STRALSUND, a seaport of Germany, in the Prussian province of Pomerania, on the west side of the Strelasund, an arm of the Baltic, if m. wide, which separates the island of Riigen from the mainland, 135 m. by rail N. from Berlin and 45 m. N.W. of Rostock. Pop. (1905), 31,813, of whom more than a fourth reside in the Knieper, Tribseeser, Franken and other suburbs on the mainland. A steam railway ferry connects it with the island railway on Riigen, and so with Sassnitz, whence a regular steamboat mail service affords communication with Trelleborg in Sweden. The situation of the town proper, on a small triangular islet only connected with the mainland by three moles and bridges at the angles, has always rendered its fortification comparatively easy, and down to 1873 it was a fortress of the first rank.

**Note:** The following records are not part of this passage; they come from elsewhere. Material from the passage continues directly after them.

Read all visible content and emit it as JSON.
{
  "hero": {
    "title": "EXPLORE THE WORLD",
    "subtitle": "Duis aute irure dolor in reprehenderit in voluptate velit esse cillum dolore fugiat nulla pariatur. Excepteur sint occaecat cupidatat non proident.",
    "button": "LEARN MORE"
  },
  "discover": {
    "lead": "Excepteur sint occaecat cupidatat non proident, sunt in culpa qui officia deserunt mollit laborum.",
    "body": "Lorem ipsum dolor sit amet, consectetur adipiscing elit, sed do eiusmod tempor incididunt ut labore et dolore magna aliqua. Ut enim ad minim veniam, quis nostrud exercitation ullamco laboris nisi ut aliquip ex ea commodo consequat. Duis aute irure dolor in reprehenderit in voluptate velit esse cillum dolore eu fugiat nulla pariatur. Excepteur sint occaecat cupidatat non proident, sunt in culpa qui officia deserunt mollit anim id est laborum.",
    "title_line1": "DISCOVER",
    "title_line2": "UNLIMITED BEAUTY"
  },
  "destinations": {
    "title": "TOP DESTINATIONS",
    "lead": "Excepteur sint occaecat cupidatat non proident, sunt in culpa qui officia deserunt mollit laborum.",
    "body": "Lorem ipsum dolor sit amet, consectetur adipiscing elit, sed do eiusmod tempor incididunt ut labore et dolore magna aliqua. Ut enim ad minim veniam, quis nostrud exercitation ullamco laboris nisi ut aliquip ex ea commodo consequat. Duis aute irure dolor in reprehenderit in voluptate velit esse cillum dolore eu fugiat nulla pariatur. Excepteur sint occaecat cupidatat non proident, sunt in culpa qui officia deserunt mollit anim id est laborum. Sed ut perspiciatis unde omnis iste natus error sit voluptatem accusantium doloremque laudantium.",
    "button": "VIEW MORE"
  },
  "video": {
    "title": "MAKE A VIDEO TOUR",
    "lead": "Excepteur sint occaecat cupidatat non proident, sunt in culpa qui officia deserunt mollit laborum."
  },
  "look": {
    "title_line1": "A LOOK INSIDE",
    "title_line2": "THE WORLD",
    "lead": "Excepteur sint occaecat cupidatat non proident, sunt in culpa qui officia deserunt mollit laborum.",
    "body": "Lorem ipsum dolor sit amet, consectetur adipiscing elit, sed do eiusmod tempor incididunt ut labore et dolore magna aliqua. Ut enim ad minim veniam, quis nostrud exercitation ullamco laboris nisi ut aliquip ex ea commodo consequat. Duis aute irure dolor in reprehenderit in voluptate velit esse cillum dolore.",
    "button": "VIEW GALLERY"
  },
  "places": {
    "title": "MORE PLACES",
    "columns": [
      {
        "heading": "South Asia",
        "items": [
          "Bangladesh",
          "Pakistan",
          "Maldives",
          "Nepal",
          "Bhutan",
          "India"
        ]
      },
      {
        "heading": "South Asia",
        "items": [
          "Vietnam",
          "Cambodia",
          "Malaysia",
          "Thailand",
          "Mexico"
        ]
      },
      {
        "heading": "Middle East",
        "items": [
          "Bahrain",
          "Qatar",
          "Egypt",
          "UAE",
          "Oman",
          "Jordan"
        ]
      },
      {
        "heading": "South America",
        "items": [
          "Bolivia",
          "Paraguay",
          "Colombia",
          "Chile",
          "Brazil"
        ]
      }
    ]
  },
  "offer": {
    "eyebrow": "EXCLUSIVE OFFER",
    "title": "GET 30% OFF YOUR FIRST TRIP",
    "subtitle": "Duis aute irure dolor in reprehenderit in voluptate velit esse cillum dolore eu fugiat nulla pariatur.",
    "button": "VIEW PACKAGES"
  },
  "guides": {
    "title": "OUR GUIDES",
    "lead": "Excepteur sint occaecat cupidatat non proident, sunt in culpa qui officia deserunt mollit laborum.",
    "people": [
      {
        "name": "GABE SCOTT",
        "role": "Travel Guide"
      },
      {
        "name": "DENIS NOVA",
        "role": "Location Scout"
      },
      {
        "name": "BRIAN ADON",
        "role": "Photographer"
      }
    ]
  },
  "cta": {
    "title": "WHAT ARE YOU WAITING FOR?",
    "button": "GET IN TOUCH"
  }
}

Since that year the ramparts have been levelled and their site occupied by public promenades and gardens. The defences of the place are now solely confined to the island of Danholm, known down to the 13th century as Strehla or Strehlo, lying in the Sound. The quaint architecture of the houses, many of which present their curious and handsome gables to the street, gives Stralsund an interesting and old-fashioned appearance. The four Gothic churches of St Nicholas, 1 St Mary, with a lofty steeple, St James and The Holy Ghost, and the fine medieval town hall, dating in its oldest part from 1306 and restored in 1882, are among the more striking buildings. The last houses the provincial antiquarian museum and the municipal library of 70,000 volumes. There is a fine monument commemorating the war of 1870-71, one (1859) to the local patriot Ferdinand von Schill, and another (1900) to the poet and patriot E. M. Arndt. Among the educational establishments of the place must be mentioned the classical school (Gymnasium), founded in 1560, and a school of navigation. The manufactures of Stralsund are more miscellaneous than extensive; they include machinery, playing cards, sugar, soap, cigars, gloves, furniture, paper, oil and beer. The trade is chiefly confined to the shipping of grain, fish, coal, malt and timber, with some cattle and wool, and to the import of coal and tar, but of late years it has declined, despite excellent wharf accommodation and a considerable depth of water (12-15 ft.). Stralsund entertains passengerboat communications with Barth, Stettin, Rostock and Liibeck as well as with various small ports on the isle of Riigen.
Stralsund was founded in 1234, and, though several times destroyed, steadily prospered. It was one of the five Wendish towns whose alliance extorted from King Eric of Norway a favourable commercial treaty in 1284-1285; and in the 14th century it was second only to Liibeck in the Hanseatic League. Although under the sway of the dukes of Pomeiania, the city was able to maintain a marked degree of independence, which is still apparent in its municipal privileges. . Its early Protestant sympathies placed it on the side of Sweden during the Thirty Years' War, and in 1628 it successfully resisted a siege of eleven weeks by Wallenstein, who had sworn to take it " though it were chained to heaven." He was forced to retire with the loss of 12,000 men, and a yearly festival in the town still celebrates the occasion. After the peace of Westphalia Stralsund was ceded with the rest of Western Pomerania to Sweden; and for more than a century and a half it was exposed to attack and capture as the lete-de-pont of the Swedes in continental Europe. It was taken by France in 1807, and in 1815 it passed to Prussia. In 1809 it was the scene of the death of Ferdinand von Schill, in his gallant though ineffectual attempt to rouse his countrymen against the French invaders.
See Mohnike and Zober, Stralsundische Chroniken (Stralsund, 1833-1834); Israel, Die Stadt Stralsund (Leipzig, 1893); Baier, Stralsundische Ceschichten (Stralsund, 1902) ; and T. Reishaus, Wallenstein und die Belagerung Stralsunds (Stralsund, 1887).
*A remarkable series of 14th-century frescoes, in perfect condition, were disclosed in 1909 by the removal of the whitewash which had for centuries covered the interior of this fine church.
Note - this article incorporates content from Encyclopaedia Britannica, Eleventh Edition, (1910-1911)